> [Exercise objective]:
Return all of the data verbatim, dropping any picture.

> [Input]:
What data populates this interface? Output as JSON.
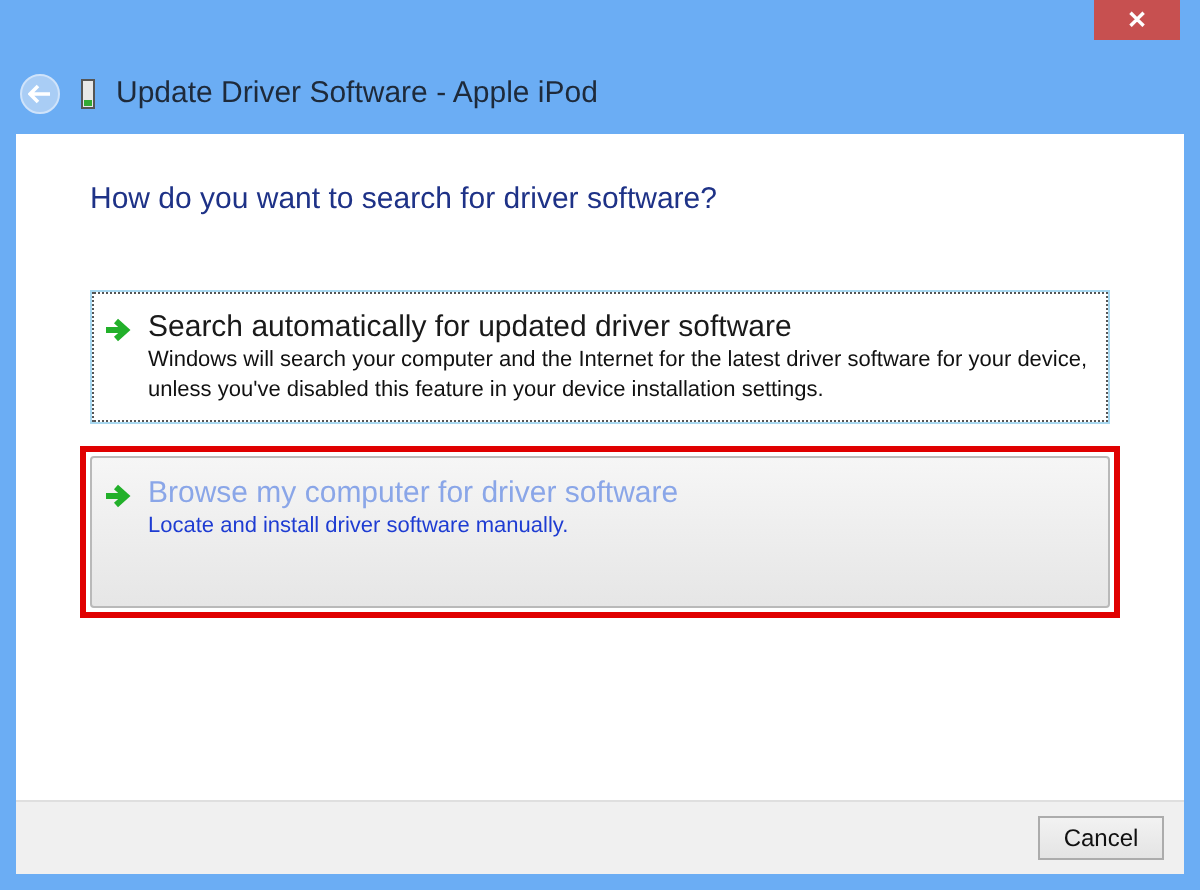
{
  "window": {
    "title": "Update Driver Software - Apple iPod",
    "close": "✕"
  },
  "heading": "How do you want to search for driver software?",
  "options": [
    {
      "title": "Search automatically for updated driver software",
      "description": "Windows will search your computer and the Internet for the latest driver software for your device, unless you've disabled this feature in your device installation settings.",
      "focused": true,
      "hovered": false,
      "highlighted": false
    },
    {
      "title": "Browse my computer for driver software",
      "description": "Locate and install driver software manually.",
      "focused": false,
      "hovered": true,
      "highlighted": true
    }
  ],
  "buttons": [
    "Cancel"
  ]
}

> [Solution]:
What data populates this interface? Output as JSON.
{
  "window": {
    "title": "Update Driver Software - Apple iPod",
    "close": "✕"
  },
  "heading": "How do you want to search for driver software?",
  "options": [
    {
      "title": "Search automatically for updated driver software",
      "description": "Windows will search your computer and the Internet for the latest driver software for your device, unless you've disabled this feature in your device installation settings.",
      "focused": true,
      "hovered": false,
      "highlighted": false
    },
    {
      "title": "Browse my computer for driver software",
      "description": "Locate and install driver software manually.",
      "focused": false,
      "hovered": true,
      "highlighted": true
    }
  ],
  "buttons": [
    "Cancel"
  ]
}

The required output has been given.